Here’s what the American Cancer Society recommends to reduce your risk of cancer through diet and exercise:
Achieve and maintain a healthy weight throughout life.
- Be as lean as possible throughout life without being underweight.
- Avoid excess weight gain at all ages. For those who are overweight or obese, losing even a small amount of weight has health beneﬁts and is a good place to start.
- Get regular physical activity and limit your intake of high-calorie foods and drinks to help maintain a healthy weight.
Be physically active.
- Adults: Get at least 150 minutes of moderate intensity or 75 minutes of vigorous intensity activity each week (or a combination of these), preferably spread throughout the week.
- Children and teens: Get at least 1 hour of moderate or vigorous intensity activity each day, with vigorous activity on at least 3 days each week.
- Limit sedentary behavior such as sitting, lying down, watching TV, and other forms of screen-based entertainment.
- Doing some physical activity above the usual activities, no matter what your level of activity, can have many health beneﬁts.
Eat a healthy diet, with an emphasis on plant foods.
- Choose foods and drinks in amounts that help you get to and maintain a healthy weight.
- Limit how much processed meat and red meat you eat.
- Eat at least 21⁄2 cups of vegetables and fruits each day.
- Choose whole grains instead of reﬁned grain products.
If you drink alcohol, limit your intake.
- Drink no more than 1 drink per day for women or 2 per day for men.
Source: American Cancer Society Guidelines on Nutrition and Physical Activity for Cancer Prevention, 2012. For more specific information, visit www.cancer.org .
MyPlate was created by the U.S. Department of Agriculture to help people make healthy choices at every meal.
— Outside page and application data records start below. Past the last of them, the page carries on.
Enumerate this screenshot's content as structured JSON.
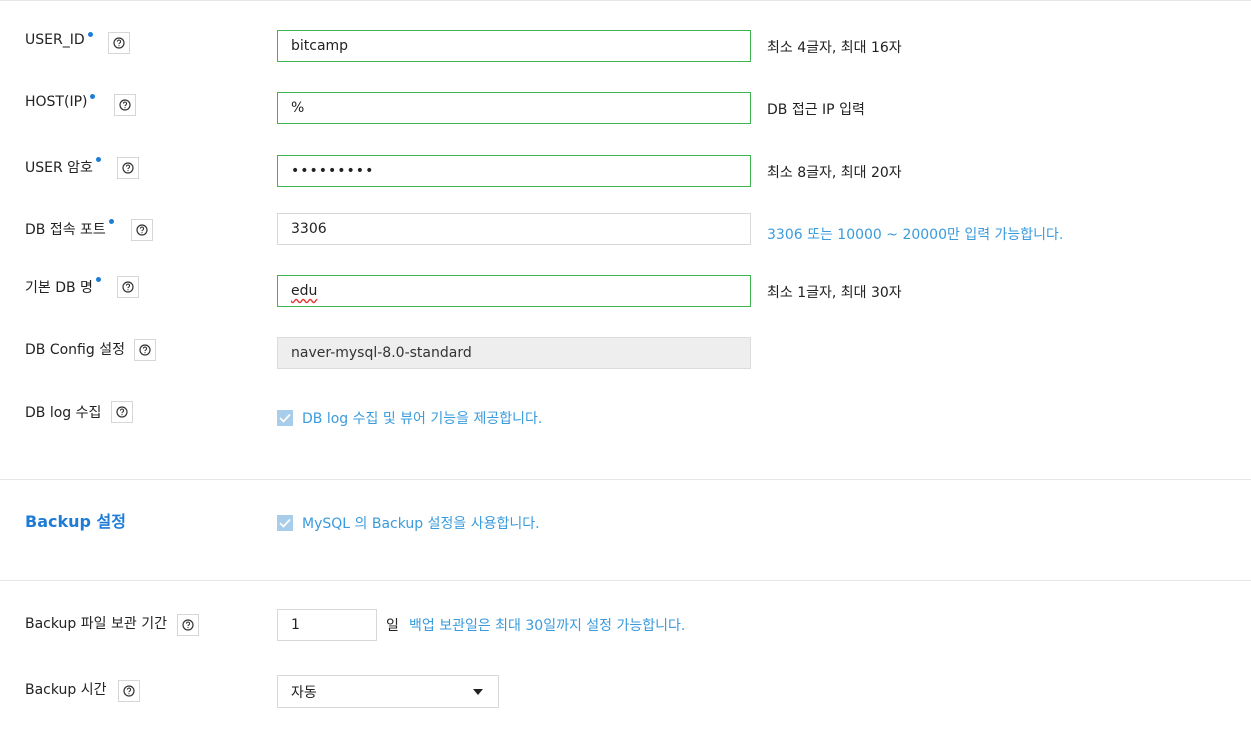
{
  "fields": {
    "user_id": {
      "label": "USER_ID",
      "value": "bitcamp",
      "hint": "최소 4글자, 최대 16자"
    },
    "host_ip": {
      "label": "HOST(IP)",
      "value": "%",
      "hint": "DB 접근 IP 입력"
    },
    "user_password": {
      "label": "USER 암호",
      "value": "•••••••••",
      "hint": "최소 8글자, 최대 20자"
    },
    "db_port": {
      "label": "DB 접속 포트",
      "value": "3306",
      "hint": "3306 또는 10000 ~ 20000만 입력 가능합니다."
    },
    "default_db": {
      "label": "기본 DB 명",
      "value": "edu",
      "hint": "최소 1글자, 최대 30자"
    },
    "db_config": {
      "label": "DB Config 설정",
      "value": "naver-mysql-8.0-standard"
    },
    "db_log": {
      "label": "DB log 수집",
      "checkbox_label": "DB log 수집 및 뷰어 기능을 제공합니다.",
      "checked": true
    }
  },
  "backup": {
    "title": "Backup 설정",
    "checkbox_label": "MySQL 의 Backup 설정을 사용합니다.",
    "checked": true,
    "retention": {
      "label": "Backup 파일 보관 기간",
      "value": "1",
      "unit": "일",
      "hint": "백업 보관일은 최대 30일까지 설정 가능합니다."
    },
    "time": {
      "label": "Backup 시간",
      "selected": "자동"
    }
  },
  "colors": {
    "accent": "#1e7cd6",
    "active_border": "#3fb34f",
    "hint_blue": "#3a9bdc",
    "checkbox": "#a7cdea"
  },
  "icons": {
    "help": "question-circle-icon",
    "required": "required-dot-icon",
    "check": "check-icon",
    "dropdown": "caret-down-icon"
  }
}
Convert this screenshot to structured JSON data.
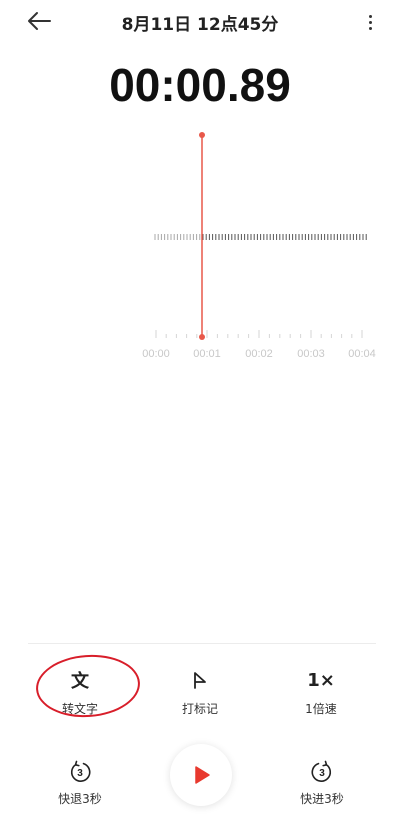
{
  "header": {
    "title": "8月11日 12点45分",
    "back_icon": "arrow-left-icon",
    "more_icon": "more-vertical-icon"
  },
  "timer": "00:00.89",
  "timeline": {
    "ticks": [
      "00:00",
      "00:01",
      "00:02",
      "00:03",
      "00:04"
    ],
    "accent_color": "#e8584a"
  },
  "tools": {
    "transcribe": {
      "icon": "文",
      "label": "转文字"
    },
    "mark": {
      "label": "打标记"
    },
    "speed": {
      "icon": "1×",
      "label": "1倍速"
    }
  },
  "controls": {
    "rewind": {
      "icon_num": "3",
      "label": "快退3秒"
    },
    "forward": {
      "icon_num": "3",
      "label": "快进3秒"
    },
    "play_color": "#e8392e"
  },
  "annotation_color": "#d81e2a"
}
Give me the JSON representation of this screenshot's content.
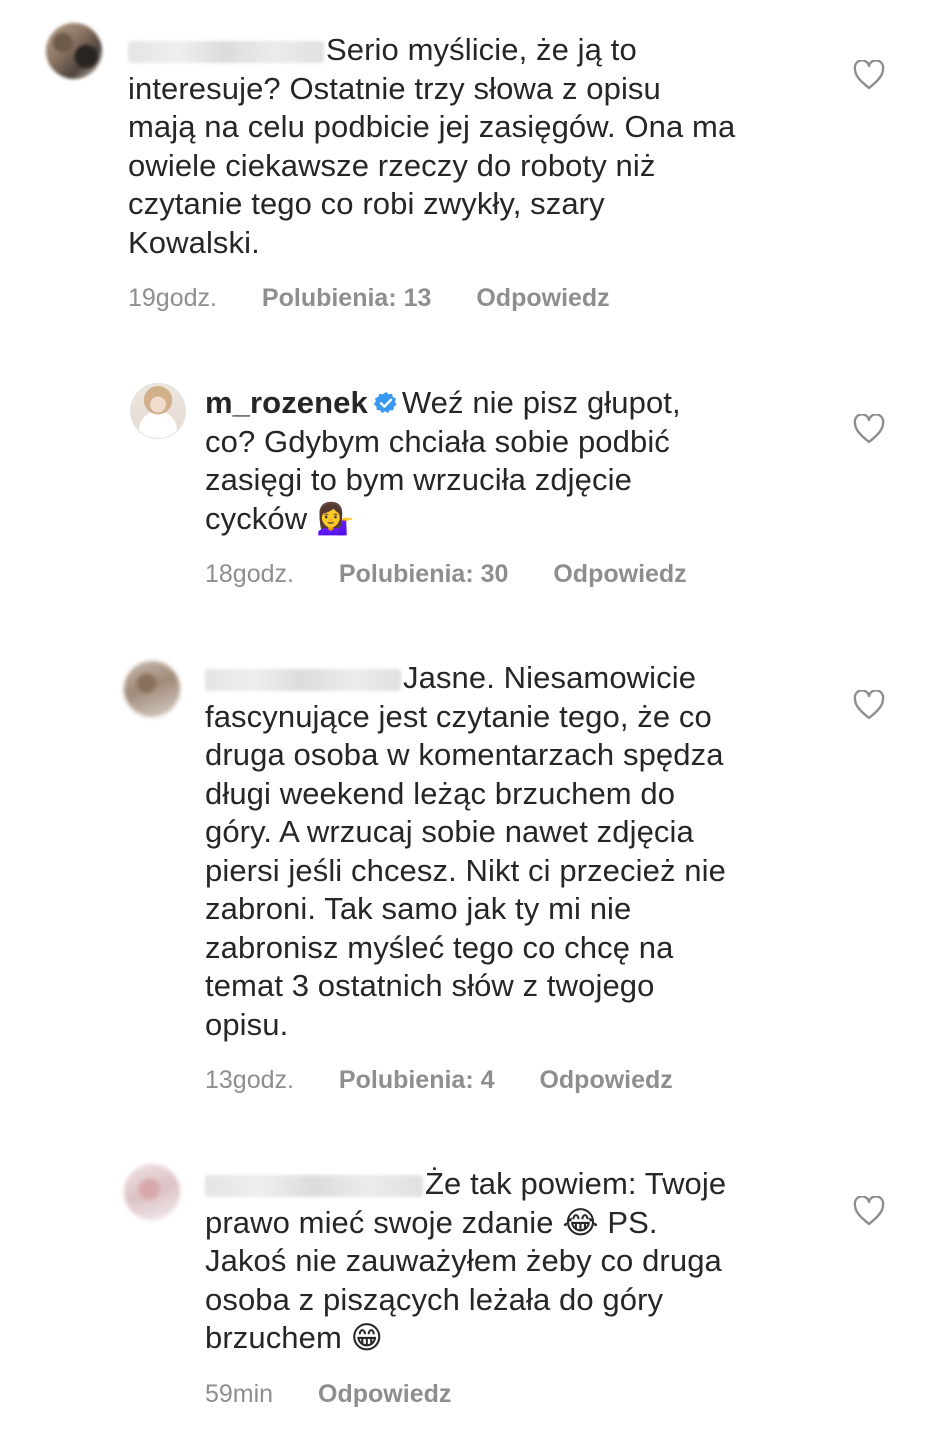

This diagram shows the recommended portions of fruits, vegetables, grains, protein, and dairy products. To learn more about healthy eating and adding physical activity to your life, visit www.choosemyplate.gov . More information about healthy eating can also be found at www.eatright.org .